One of Jesus’ more intriguing images is that of the gate, the entranceway into his Father’s Kingdom. Entrance depends in large part on the practical steps we take to build the kind of unity, accord and cooperation that reflects his Father’s world.
“For where your treasure is, there also will your heart be.” (Lk 12:34)These words of Jesus shine a light on what it is that a given society values — what it treasures most, what tops its list of things most sought after?
Recently I came across an intriguing quote from the 18th century author, Henri David Thoreau, which touched on a theme prominent in the scriptures.
After impressing on the disciples who he is and what he stands for, he declares, “whoever receives you receives me.”
Among the many obstacles thrown up at us in this time of Covid virus is “facial confusion,” the difficulty in reading the mood and disposition of the person talking to me from behind the mask.
When searching for a story’s heart, sometimes a seemingly insignificant detail turns out to be key.
You, me, all of us together are the Body of Christ.
Especially in these fractious times, how to move more toward unity rather than separation? How to help others to see past tightly held identity markers?
Yet while walking those somber corridors, St. Louise came to discover right there in the gloom a flickering light that held her on course.
We meet two people setting out on a journey, both with God in mind.
While not as central to faith as The Lord’s “doing this in remembrance of Me,” the recollecting we Vincentians do has its own way of bringing past graces into the now.

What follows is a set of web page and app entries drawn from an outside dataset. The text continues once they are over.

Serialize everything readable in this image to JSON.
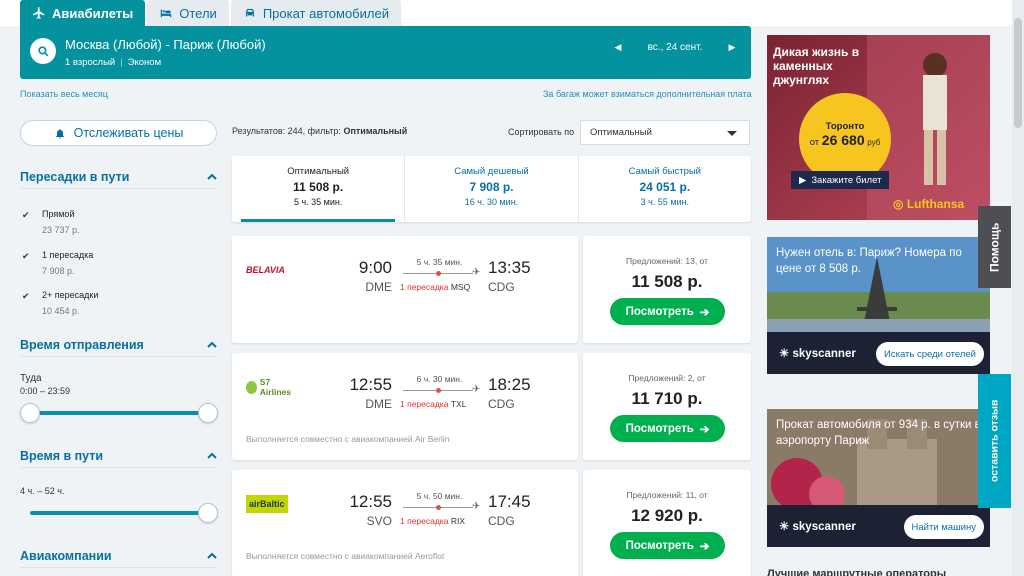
{
  "nav": {
    "tabs": [
      {
        "label": "Авиабилеты",
        "icon": "plane-icon"
      },
      {
        "label": "Отели",
        "icon": "bed-icon"
      },
      {
        "label": "Прокат автомобилей",
        "icon": "car-icon"
      }
    ]
  },
  "search": {
    "route": "Москва (Любой) - Париж (Любой)",
    "passengers": "1 взрослый",
    "cabin": "Эконом",
    "date": "вс., 24 сент."
  },
  "links": {
    "show_month": "Показать весь месяц",
    "baggage": "За багаж может взиматься дополнительная плата"
  },
  "filters": {
    "track_prices": "Отслеживать цены",
    "stops_title": "Пересадки в пути",
    "stops": [
      {
        "label": "Прямой",
        "price": "23 737 р."
      },
      {
        "label": "1 пересадка",
        "price": "7 908 р."
      },
      {
        "label": "2+ пересадки",
        "price": "10 454 р."
      }
    ],
    "departure_title": "Время отправления",
    "departure_dir": "Туда",
    "departure_range": "0:00 – 23:59",
    "duration_title": "Время в пути",
    "duration_range": "4 ч. – 52 ч.",
    "airlines_title": "Авиакомпании"
  },
  "results": {
    "count_label": "Результатов: 244, фильтр:",
    "filter_value": "Оптимальный",
    "sort_label": "Сортировать по",
    "sort_value": "Оптимальный"
  },
  "summary": [
    {
      "title": "Оптимальный",
      "price": "11 508 р.",
      "duration": "5 ч. 35 мин."
    },
    {
      "title": "Самый дешевый",
      "price": "7 908 р.",
      "duration": "16 ч. 30 мин."
    },
    {
      "title": "Самый быстрый",
      "price": "24 051 р.",
      "duration": "3 ч. 55 мин."
    }
  ],
  "flights": [
    {
      "airline": "BELAVIA",
      "dep_time": "9:00",
      "dep_code": "DME",
      "arr_time": "13:35",
      "arr_code": "CDG",
      "duration": "5 ч. 35 мин.",
      "stops": "1 пересадка",
      "via": "MSQ",
      "operated": "",
      "offers": "Предложений: 13, от",
      "price": "11 508 р.",
      "button": "Посмотреть"
    },
    {
      "airline": "S7 Airlines",
      "dep_time": "12:55",
      "dep_code": "DME",
      "arr_time": "18:25",
      "arr_code": "CDG",
      "duration": "6 ч. 30 мин.",
      "stops": "1 пересадка",
      "via": "TXL",
      "operated": "Выполняется совместно с авиакомпанией Air Berlin",
      "offers": "Предложений: 2, от",
      "price": "11 710 р.",
      "button": "Посмотреть"
    },
    {
      "airline": "airBaltic",
      "dep_time": "12:55",
      "dep_code": "SVO",
      "arr_time": "17:45",
      "arr_code": "CDG",
      "duration": "5 ч. 50 мин.",
      "stops": "1 пересадка",
      "via": "RIX",
      "operated": "Выполняется совместно с авиакомпанией Aeroflot",
      "offers": "Предложений: 11, от",
      "price": "12 920 р.",
      "button": "Посмотреть"
    }
  ],
  "ads": {
    "lufthansa": {
      "headline": "Дикая жизнь в каменных джунглях",
      "city": "Торонто",
      "price_prefix": "от",
      "price": "26 680",
      "price_suffix": "руб",
      "button": "Закажите билет",
      "brand": "Lufthansa"
    },
    "hotel": {
      "headline": "Нужен отель в: Париж? Номера по цене от 8 508 р.",
      "brand": "skyscanner",
      "button": "Искать среди отелей"
    },
    "car": {
      "headline": "Прокат автомобиля от 934 р. в сутки в аэропорту Париж",
      "brand": "skyscanner",
      "button": "Найти машину"
    }
  },
  "side": {
    "help": "Помощь",
    "feedback": "оставить отзыв"
  },
  "bottom_heading": "Лучшие маршрутные операторы"
}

If we could video a scene catching the heart of Jesus’ message, we wouldn’t go far wrong recording something that happens during the final supper with his disciples.